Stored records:
:::::

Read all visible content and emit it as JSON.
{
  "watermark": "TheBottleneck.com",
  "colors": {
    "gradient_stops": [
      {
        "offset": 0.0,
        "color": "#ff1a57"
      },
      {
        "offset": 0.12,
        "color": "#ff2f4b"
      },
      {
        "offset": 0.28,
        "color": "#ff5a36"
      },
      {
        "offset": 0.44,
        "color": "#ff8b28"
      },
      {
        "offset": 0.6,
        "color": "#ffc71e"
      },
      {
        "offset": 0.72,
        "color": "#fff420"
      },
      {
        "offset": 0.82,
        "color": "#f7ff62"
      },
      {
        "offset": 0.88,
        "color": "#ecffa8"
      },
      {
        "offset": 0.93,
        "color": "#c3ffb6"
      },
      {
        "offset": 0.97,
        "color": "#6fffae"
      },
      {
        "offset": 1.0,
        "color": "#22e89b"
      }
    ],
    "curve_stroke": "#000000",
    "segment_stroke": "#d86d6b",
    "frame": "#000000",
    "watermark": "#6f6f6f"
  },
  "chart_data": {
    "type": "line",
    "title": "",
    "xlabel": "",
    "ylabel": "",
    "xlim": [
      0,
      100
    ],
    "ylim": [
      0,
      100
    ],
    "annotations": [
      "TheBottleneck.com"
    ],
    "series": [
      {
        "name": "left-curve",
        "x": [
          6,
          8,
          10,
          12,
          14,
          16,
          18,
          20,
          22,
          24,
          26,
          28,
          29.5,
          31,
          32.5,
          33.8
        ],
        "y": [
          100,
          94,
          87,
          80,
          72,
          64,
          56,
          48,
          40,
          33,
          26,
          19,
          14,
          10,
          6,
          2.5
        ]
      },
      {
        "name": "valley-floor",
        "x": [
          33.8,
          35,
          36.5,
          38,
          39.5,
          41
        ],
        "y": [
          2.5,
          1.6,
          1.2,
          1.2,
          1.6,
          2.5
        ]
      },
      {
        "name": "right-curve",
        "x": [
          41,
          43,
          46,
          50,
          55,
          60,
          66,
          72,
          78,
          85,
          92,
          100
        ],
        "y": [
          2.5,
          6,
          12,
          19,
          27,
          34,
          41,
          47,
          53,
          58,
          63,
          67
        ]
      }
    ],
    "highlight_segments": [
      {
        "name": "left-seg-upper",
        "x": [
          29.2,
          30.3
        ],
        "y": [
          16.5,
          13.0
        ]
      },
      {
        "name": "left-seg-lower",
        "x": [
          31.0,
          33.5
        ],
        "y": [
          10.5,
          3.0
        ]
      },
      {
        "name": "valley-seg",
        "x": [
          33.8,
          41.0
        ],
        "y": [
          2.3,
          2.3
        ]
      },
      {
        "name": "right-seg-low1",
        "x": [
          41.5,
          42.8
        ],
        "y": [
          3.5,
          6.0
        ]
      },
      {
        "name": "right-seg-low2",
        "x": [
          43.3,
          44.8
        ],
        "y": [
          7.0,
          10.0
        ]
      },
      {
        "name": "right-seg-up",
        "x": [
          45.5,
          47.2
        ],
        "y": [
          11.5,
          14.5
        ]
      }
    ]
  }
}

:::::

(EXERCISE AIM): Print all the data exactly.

(RESPONSE):
Read all visible content and emit it as JSON.
{
  "watermark": "TheBottleneck.com",
  "colors": {
    "gradient_stops": [
      {
        "offset": 0.0,
        "color": "#ff1a57"
      },
      {
        "offset": 0.12,
        "color": "#ff2f4b"
      },
      {
        "offset": 0.28,
        "color": "#ff5a36"
      },
      {
        "offset": 0.44,
        "color": "#ff8b28"
      },
      {
        "offset": 0.6,
        "color": "#ffc71e"
      },
      {
        "offset": 0.72,
        "color": "#fff420"
      },
      {
        "offset": 0.82,
        "color": "#f7ff62"
      },
      {
        "offset": 0.88,
        "color": "#ecffa8"
      },
      {
        "offset": 0.93,
        "color": "#c3ffb6"
      },
      {
        "offset": 0.97,
        "color": "#6fffae"
      },
      {
        "offset": 1.0,
        "color": "#22e89b"
      }
    ],
    "curve_stroke": "#000000",
    "segment_stroke": "#d86d6b",
    "frame": "#000000",
    "watermark": "#6f6f6f"
  },
  "chart_data": {
    "type": "line",
    "title": "",
    "xlabel": "",
    "ylabel": "",
    "xlim": [
      0,
      100
    ],
    "ylim": [
      0,
      100
    ],
    "annotations": [
      "TheBottleneck.com"
    ],
    "series": [
      {
        "name": "left-curve",
        "x": [
          6,
          8,
          10,
          12,
          14,
          16,
          18,
          20,
          22,
          24,
          26,
          28,
          29.5,
          31,
          32.5,
          33.8
        ],
        "y": [
          100,
          94,
          87,
          80,
          72,
          64,
          56,
          48,
          40,
          33,
          26,
          19,
          14,
          10,
          6,
          2.5
        ]
      },
      {
        "name": "valley-floor",
        "x": [
          33.8,
          35,
          36.5,
          38,
          39.5,
          41
        ],
        "y": [
          2.5,
          1.6,
          1.2,
          1.2,
          1.6,
          2.5
        ]
      },
      {
        "name": "right-curve",
        "x": [
          41,
          43,
          46,
          50,
          55,
          60,
          66,
          72,
          78,
          85,
          92,
          100
        ],
        "y": [
          2.5,
          6,
          12,
          19,
          27,
          34,
          41,
          47,
          53,
          58,
          63,
          67
        ]
      }
    ],
    "highlight_segments": [
      {
        "name": "left-seg-upper",
        "x": [
          29.2,
          30.3
        ],
        "y": [
          16.5,
          13.0
        ]
      },
      {
        "name": "left-seg-lower",
        "x": [
          31.0,
          33.5
        ],
        "y": [
          10.5,
          3.0
        ]
      },
      {
        "name": "valley-seg",
        "x": [
          33.8,
          41.0
        ],
        "y": [
          2.3,
          2.3
        ]
      },
      {
        "name": "right-seg-low1",
        "x": [
          41.5,
          42.8
        ],
        "y": [
          3.5,
          6.0
        ]
      },
      {
        "name": "right-seg-low2",
        "x": [
          43.3,
          44.8
        ],
        "y": [
          7.0,
          10.0
        ]
      },
      {
        "name": "right-seg-up",
        "x": [
          45.5,
          47.2
        ],
        "y": [
          11.5,
          14.5
        ]
      }
    ]
  }
}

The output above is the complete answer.